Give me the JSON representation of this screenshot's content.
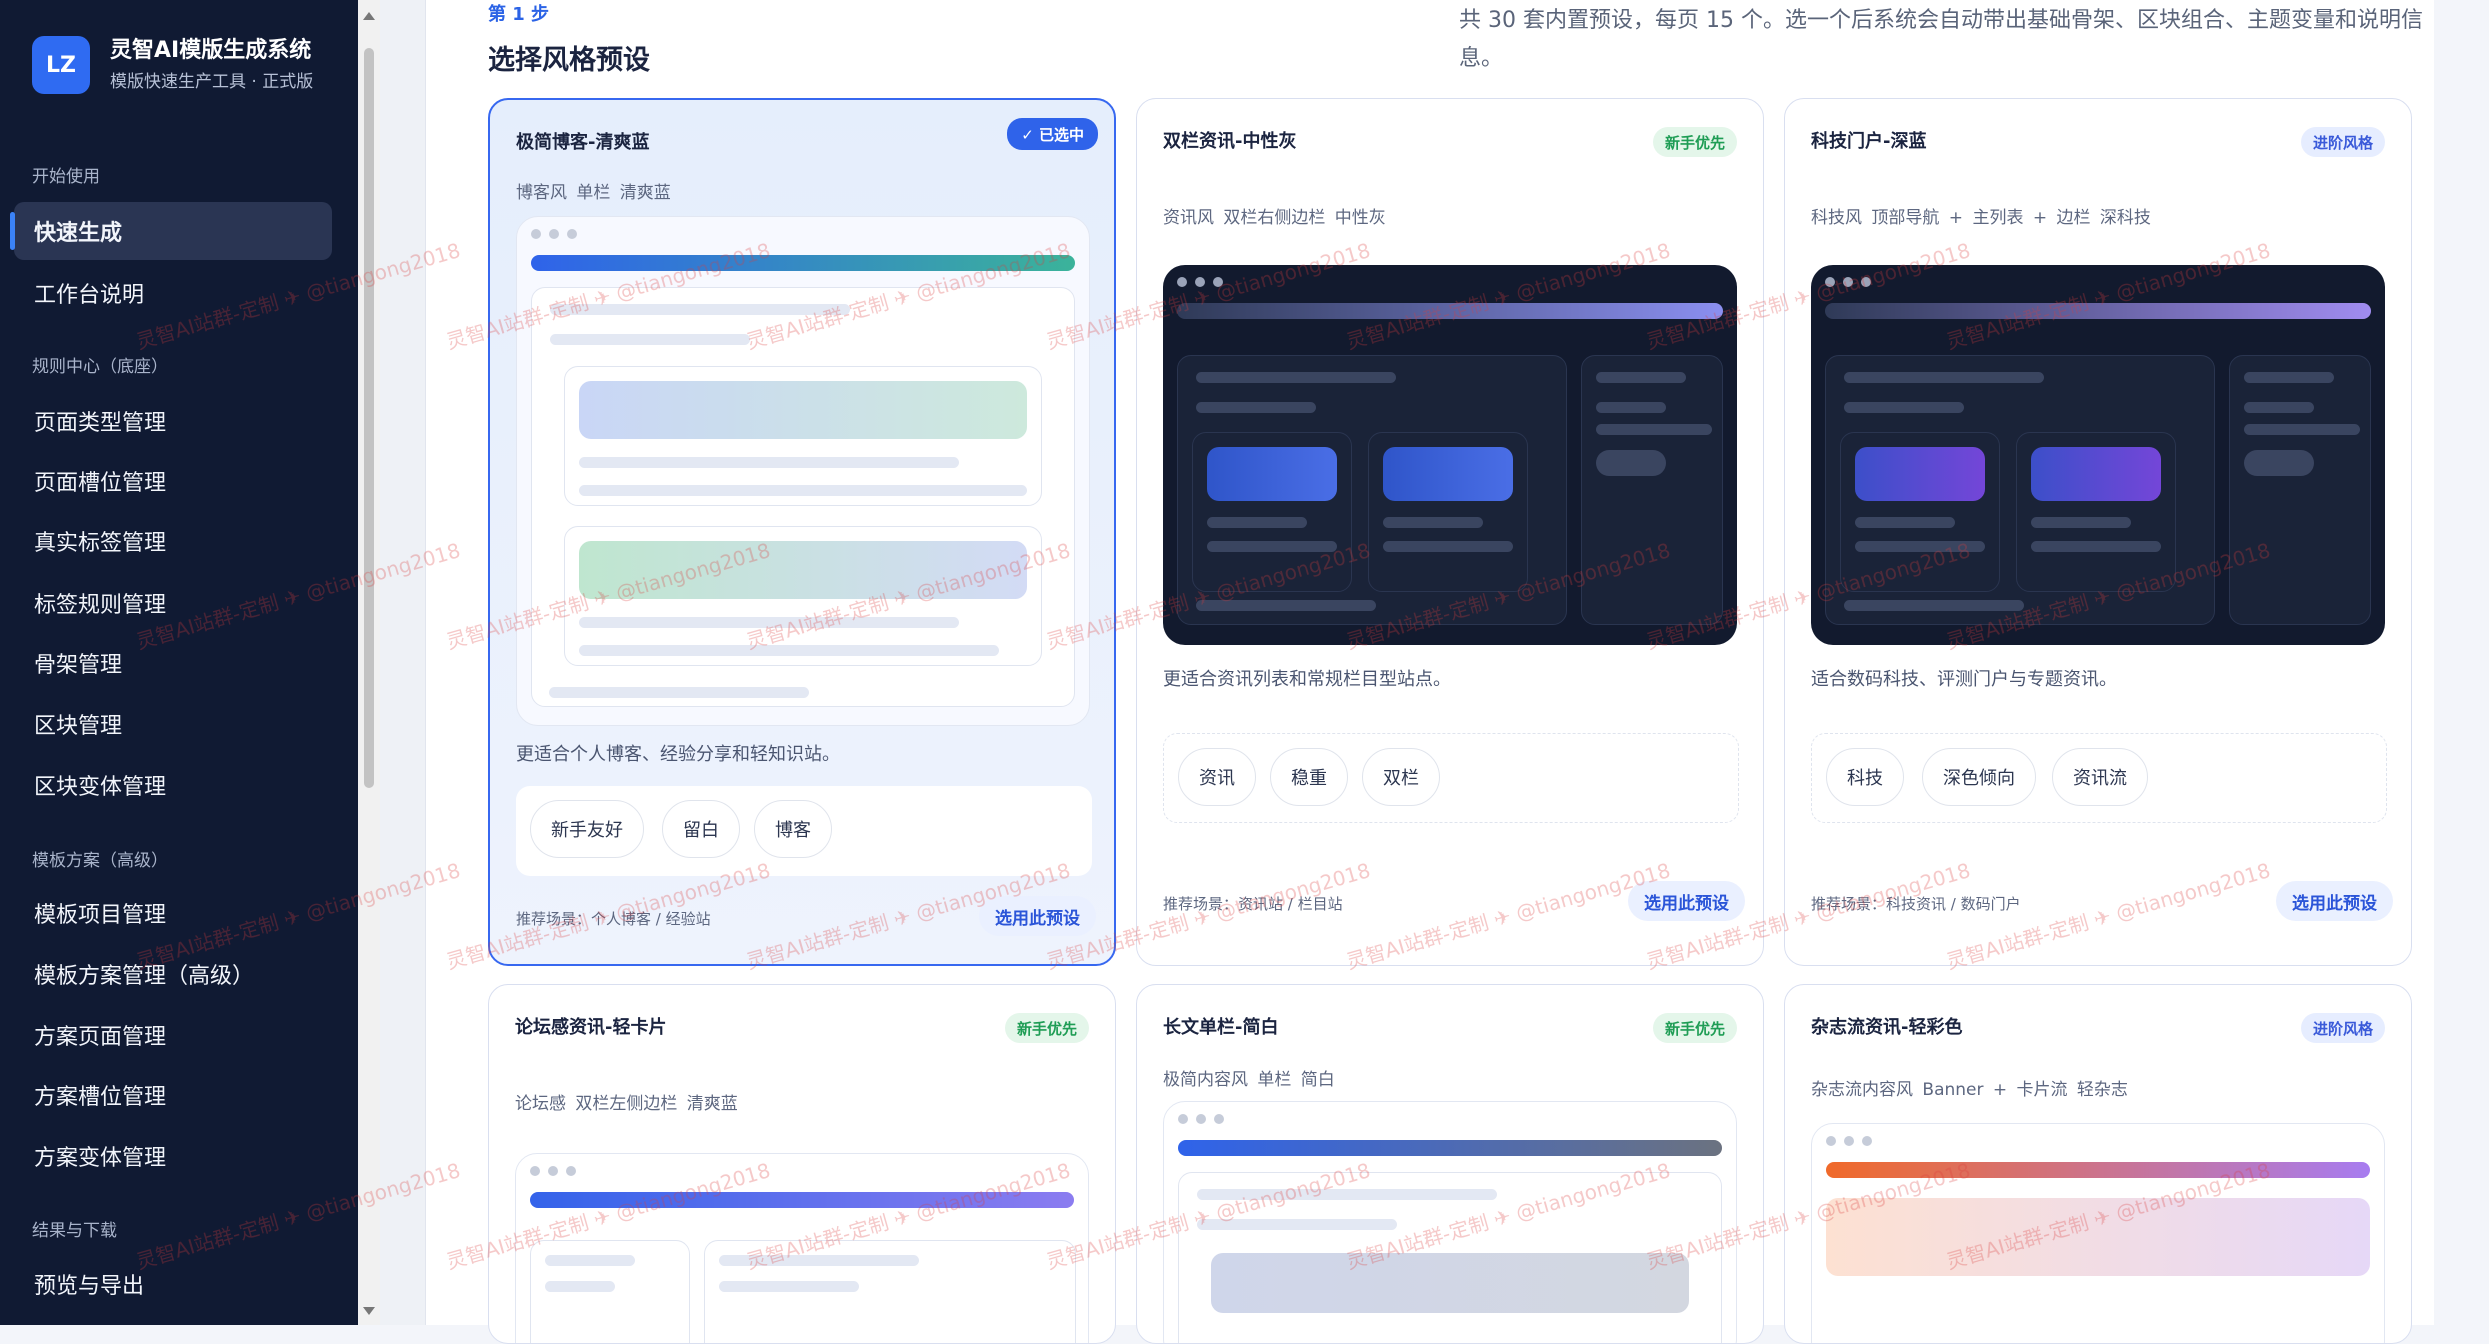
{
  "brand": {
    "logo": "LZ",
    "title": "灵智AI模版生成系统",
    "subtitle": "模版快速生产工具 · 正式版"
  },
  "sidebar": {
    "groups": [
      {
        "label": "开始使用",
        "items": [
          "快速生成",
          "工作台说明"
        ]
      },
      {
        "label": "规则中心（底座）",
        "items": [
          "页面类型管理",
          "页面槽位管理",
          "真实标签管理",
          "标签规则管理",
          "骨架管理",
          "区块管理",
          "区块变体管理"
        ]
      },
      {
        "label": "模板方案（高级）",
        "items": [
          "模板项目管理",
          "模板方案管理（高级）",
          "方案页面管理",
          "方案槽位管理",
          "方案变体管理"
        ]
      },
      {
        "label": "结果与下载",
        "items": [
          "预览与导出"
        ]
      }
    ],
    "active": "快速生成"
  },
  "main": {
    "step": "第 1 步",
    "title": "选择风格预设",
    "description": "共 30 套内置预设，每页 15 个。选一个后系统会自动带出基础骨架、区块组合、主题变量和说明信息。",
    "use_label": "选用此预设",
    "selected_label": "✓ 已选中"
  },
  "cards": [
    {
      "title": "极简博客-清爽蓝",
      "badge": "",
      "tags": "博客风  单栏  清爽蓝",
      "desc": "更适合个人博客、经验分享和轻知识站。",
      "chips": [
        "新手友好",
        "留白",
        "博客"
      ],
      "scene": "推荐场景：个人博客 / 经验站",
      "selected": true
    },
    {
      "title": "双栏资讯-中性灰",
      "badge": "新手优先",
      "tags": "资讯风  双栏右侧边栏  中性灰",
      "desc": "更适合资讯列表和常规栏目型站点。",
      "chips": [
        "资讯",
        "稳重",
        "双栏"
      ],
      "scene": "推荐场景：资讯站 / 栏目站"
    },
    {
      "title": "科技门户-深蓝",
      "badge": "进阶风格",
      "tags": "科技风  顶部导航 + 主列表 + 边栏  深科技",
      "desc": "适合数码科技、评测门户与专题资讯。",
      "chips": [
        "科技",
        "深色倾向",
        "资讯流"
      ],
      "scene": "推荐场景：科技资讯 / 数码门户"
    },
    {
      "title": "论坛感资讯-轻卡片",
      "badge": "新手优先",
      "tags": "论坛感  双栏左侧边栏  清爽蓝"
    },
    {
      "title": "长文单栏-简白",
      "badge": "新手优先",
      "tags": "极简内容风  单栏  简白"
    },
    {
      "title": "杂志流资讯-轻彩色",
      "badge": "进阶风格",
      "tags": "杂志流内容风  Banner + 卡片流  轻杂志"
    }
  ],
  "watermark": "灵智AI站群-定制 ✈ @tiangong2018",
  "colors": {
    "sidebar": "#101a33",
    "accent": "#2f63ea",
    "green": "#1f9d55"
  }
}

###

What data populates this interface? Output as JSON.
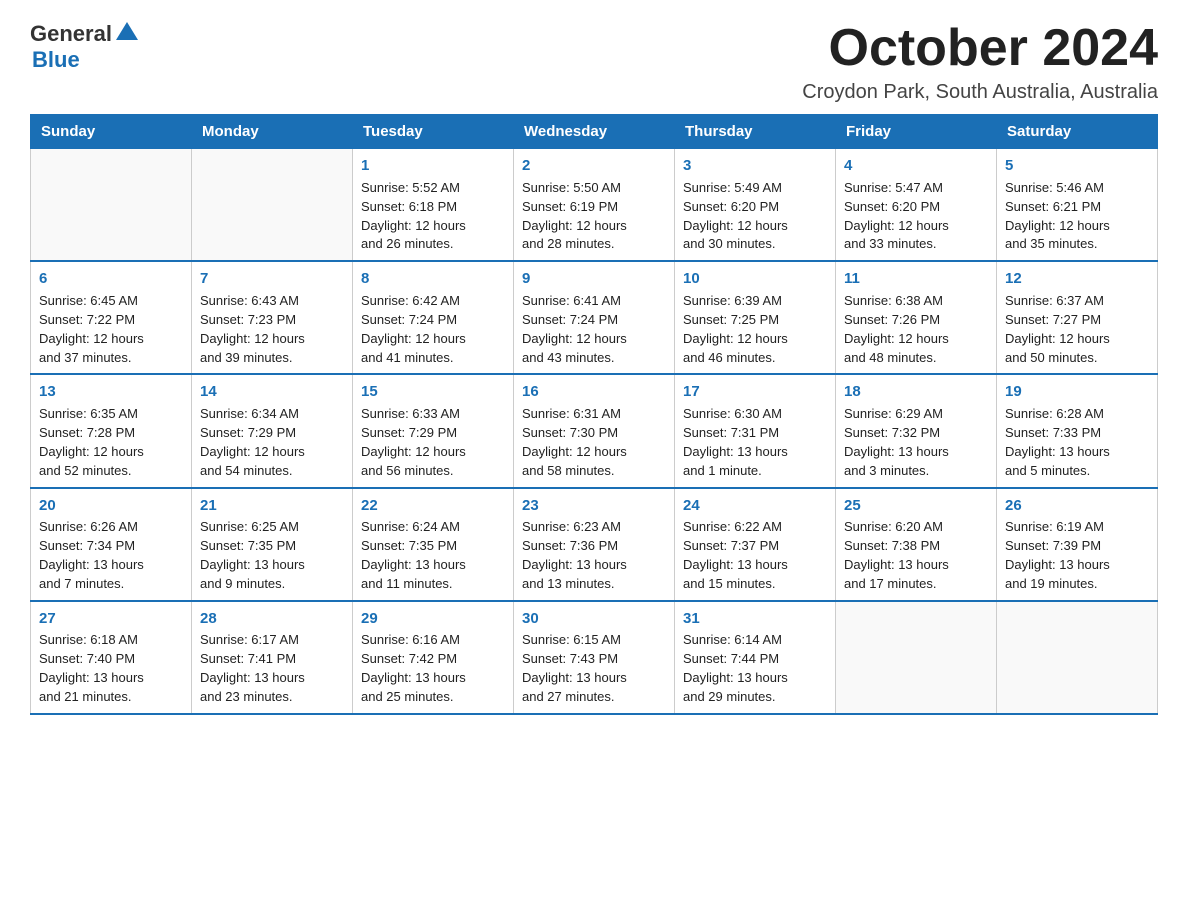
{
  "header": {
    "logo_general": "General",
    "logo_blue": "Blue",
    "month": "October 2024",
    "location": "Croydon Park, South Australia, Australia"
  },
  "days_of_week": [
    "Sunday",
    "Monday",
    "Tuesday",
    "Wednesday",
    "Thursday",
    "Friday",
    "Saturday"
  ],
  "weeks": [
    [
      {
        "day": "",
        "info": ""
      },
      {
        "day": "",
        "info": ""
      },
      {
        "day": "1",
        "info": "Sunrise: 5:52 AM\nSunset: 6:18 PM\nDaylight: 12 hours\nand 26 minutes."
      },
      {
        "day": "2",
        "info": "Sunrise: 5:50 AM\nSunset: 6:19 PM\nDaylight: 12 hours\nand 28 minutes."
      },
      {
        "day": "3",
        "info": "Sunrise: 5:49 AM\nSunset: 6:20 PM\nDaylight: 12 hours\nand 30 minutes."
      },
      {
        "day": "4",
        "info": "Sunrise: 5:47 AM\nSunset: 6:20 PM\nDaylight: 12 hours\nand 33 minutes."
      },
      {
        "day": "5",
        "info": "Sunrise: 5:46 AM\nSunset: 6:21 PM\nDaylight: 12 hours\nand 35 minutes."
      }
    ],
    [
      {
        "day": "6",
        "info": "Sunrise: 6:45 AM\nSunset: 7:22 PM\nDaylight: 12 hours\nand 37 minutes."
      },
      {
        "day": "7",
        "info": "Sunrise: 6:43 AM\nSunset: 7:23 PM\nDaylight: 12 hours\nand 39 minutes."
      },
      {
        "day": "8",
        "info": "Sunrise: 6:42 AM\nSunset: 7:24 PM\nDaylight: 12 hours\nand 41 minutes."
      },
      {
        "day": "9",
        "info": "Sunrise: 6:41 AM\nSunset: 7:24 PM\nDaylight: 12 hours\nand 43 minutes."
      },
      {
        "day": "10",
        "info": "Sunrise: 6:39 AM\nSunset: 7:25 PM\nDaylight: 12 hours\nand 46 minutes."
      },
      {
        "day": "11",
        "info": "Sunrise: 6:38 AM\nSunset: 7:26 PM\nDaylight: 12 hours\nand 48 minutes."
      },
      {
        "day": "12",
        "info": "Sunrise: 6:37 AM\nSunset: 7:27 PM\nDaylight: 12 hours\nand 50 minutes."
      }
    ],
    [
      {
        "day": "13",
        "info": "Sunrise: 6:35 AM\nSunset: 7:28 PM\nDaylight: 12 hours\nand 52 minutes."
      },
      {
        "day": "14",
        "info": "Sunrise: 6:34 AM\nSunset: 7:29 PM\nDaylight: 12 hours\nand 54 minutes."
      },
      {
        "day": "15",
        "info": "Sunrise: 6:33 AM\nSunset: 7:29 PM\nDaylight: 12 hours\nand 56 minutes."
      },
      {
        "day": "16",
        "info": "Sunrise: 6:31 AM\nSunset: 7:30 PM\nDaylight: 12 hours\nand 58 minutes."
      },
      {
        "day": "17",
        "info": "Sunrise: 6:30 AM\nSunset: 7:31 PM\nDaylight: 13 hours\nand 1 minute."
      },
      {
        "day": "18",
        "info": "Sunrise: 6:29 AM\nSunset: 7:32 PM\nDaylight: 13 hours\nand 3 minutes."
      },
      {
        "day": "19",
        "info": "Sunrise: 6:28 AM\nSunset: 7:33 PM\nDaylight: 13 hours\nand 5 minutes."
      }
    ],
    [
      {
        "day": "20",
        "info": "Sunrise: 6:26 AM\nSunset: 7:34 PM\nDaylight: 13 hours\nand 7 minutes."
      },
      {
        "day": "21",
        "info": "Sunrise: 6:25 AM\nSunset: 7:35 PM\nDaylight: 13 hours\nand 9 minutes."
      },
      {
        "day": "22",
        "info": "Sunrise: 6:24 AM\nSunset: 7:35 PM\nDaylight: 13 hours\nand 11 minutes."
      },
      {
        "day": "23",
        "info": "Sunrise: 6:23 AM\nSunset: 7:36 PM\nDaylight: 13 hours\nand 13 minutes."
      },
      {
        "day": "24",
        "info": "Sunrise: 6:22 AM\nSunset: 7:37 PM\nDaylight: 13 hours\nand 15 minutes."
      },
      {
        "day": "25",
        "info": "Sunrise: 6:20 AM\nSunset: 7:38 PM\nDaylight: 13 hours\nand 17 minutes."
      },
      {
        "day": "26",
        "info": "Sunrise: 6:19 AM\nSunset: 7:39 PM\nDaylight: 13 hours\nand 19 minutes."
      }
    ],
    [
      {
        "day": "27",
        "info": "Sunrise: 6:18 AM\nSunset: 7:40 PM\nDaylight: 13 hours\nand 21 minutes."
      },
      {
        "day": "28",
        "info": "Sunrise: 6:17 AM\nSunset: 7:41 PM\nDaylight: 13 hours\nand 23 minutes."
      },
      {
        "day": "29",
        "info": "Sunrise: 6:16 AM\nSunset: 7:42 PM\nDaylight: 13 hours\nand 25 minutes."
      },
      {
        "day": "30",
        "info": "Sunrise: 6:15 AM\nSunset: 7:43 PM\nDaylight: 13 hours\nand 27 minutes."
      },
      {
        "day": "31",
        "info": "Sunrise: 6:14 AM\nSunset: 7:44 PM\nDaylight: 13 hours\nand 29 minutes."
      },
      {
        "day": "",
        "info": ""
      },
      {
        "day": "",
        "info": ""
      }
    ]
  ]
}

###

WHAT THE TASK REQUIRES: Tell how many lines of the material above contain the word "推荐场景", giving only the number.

TASK SOLUTION: 3